>>>

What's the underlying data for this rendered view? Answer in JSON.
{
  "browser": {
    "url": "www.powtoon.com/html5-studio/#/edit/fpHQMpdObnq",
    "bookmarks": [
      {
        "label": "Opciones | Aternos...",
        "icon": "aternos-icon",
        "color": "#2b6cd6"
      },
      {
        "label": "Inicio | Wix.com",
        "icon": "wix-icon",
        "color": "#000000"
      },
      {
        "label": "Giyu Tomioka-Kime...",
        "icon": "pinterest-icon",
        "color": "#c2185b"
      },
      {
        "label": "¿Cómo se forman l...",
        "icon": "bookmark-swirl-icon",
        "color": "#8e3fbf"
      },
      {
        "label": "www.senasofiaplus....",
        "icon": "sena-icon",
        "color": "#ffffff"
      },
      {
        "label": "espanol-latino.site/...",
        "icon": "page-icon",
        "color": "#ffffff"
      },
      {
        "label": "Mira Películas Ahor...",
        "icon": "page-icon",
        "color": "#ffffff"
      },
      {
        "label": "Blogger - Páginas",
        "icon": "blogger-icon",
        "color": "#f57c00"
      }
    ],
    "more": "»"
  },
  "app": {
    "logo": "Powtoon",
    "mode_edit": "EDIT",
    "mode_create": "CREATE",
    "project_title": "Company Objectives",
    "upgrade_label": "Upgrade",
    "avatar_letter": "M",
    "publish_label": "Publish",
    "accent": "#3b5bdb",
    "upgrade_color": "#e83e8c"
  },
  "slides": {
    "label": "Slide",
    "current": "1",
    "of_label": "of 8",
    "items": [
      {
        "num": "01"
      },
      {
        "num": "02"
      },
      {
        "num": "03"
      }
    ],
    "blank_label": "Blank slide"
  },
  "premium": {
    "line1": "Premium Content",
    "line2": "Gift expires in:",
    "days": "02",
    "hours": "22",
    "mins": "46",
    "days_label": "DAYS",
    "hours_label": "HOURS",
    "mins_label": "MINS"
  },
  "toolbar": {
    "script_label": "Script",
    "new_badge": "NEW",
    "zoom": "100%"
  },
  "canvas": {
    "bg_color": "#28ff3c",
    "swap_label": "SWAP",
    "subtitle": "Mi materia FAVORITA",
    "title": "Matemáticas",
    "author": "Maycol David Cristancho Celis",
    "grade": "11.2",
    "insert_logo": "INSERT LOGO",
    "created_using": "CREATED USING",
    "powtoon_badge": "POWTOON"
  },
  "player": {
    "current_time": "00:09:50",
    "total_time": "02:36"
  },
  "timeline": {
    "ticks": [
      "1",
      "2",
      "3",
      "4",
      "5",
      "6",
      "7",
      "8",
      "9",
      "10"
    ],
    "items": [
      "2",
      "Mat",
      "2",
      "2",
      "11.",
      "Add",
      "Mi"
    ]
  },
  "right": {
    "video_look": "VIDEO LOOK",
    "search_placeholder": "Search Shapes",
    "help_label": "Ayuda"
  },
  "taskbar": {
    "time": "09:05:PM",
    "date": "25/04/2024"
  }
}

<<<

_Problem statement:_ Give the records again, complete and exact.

_Your response:_
What's the underlying data for this rendered view? Answer in JSON.
{
  "browser": {
    "url": "www.powtoon.com/html5-studio/#/edit/fpHQMpdObnq",
    "bookmarks": [
      {
        "label": "Opciones | Aternos...",
        "icon": "aternos-icon",
        "color": "#2b6cd6"
      },
      {
        "label": "Inicio | Wix.com",
        "icon": "wix-icon",
        "color": "#000000"
      },
      {
        "label": "Giyu Tomioka-Kime...",
        "icon": "pinterest-icon",
        "color": "#c2185b"
      },
      {
        "label": "¿Cómo se forman l...",
        "icon": "bookmark-swirl-icon",
        "color": "#8e3fbf"
      },
      {
        "label": "www.senasofiaplus....",
        "icon": "sena-icon",
        "color": "#ffffff"
      },
      {
        "label": "espanol-latino.site/...",
        "icon": "page-icon",
        "color": "#ffffff"
      },
      {
        "label": "Mira Películas Ahor...",
        "icon": "page-icon",
        "color": "#ffffff"
      },
      {
        "label": "Blogger - Páginas",
        "icon": "blogger-icon",
        "color": "#f57c00"
      }
    ],
    "more": "»"
  },
  "app": {
    "logo": "Powtoon",
    "mode_edit": "EDIT",
    "mode_create": "CREATE",
    "project_title": "Company Objectives",
    "upgrade_label": "Upgrade",
    "avatar_letter": "M",
    "publish_label": "Publish",
    "accent": "#3b5bdb",
    "upgrade_color": "#e83e8c"
  },
  "slides": {
    "label": "Slide",
    "current": "1",
    "of_label": "of 8",
    "items": [
      {
        "num": "01"
      },
      {
        "num": "02"
      },
      {
        "num": "03"
      }
    ],
    "blank_label": "Blank slide"
  },
  "premium": {
    "line1": "Premium Content",
    "line2": "Gift expires in:",
    "days": "02",
    "hours": "22",
    "mins": "46",
    "days_label": "DAYS",
    "hours_label": "HOURS",
    "mins_label": "MINS"
  },
  "toolbar": {
    "script_label": "Script",
    "new_badge": "NEW",
    "zoom": "100%"
  },
  "canvas": {
    "bg_color": "#28ff3c",
    "swap_label": "SWAP",
    "subtitle": "Mi materia FAVORITA",
    "title": "Matemáticas",
    "author": "Maycol David Cristancho Celis",
    "grade": "11.2",
    "insert_logo": "INSERT LOGO",
    "created_using": "CREATED USING",
    "powtoon_badge": "POWTOON"
  },
  "player": {
    "current_time": "00:09:50",
    "total_time": "02:36"
  },
  "timeline": {
    "ticks": [
      "1",
      "2",
      "3",
      "4",
      "5",
      "6",
      "7",
      "8",
      "9",
      "10"
    ],
    "items": [
      "2",
      "Mat",
      "2",
      "2",
      "11.",
      "Add",
      "Mi"
    ]
  },
  "right": {
    "video_look": "VIDEO LOOK",
    "search_placeholder": "Search Shapes",
    "help_label": "Ayuda"
  },
  "taskbar": {
    "time": "09:05:PM",
    "date": "25/04/2024"
  }
}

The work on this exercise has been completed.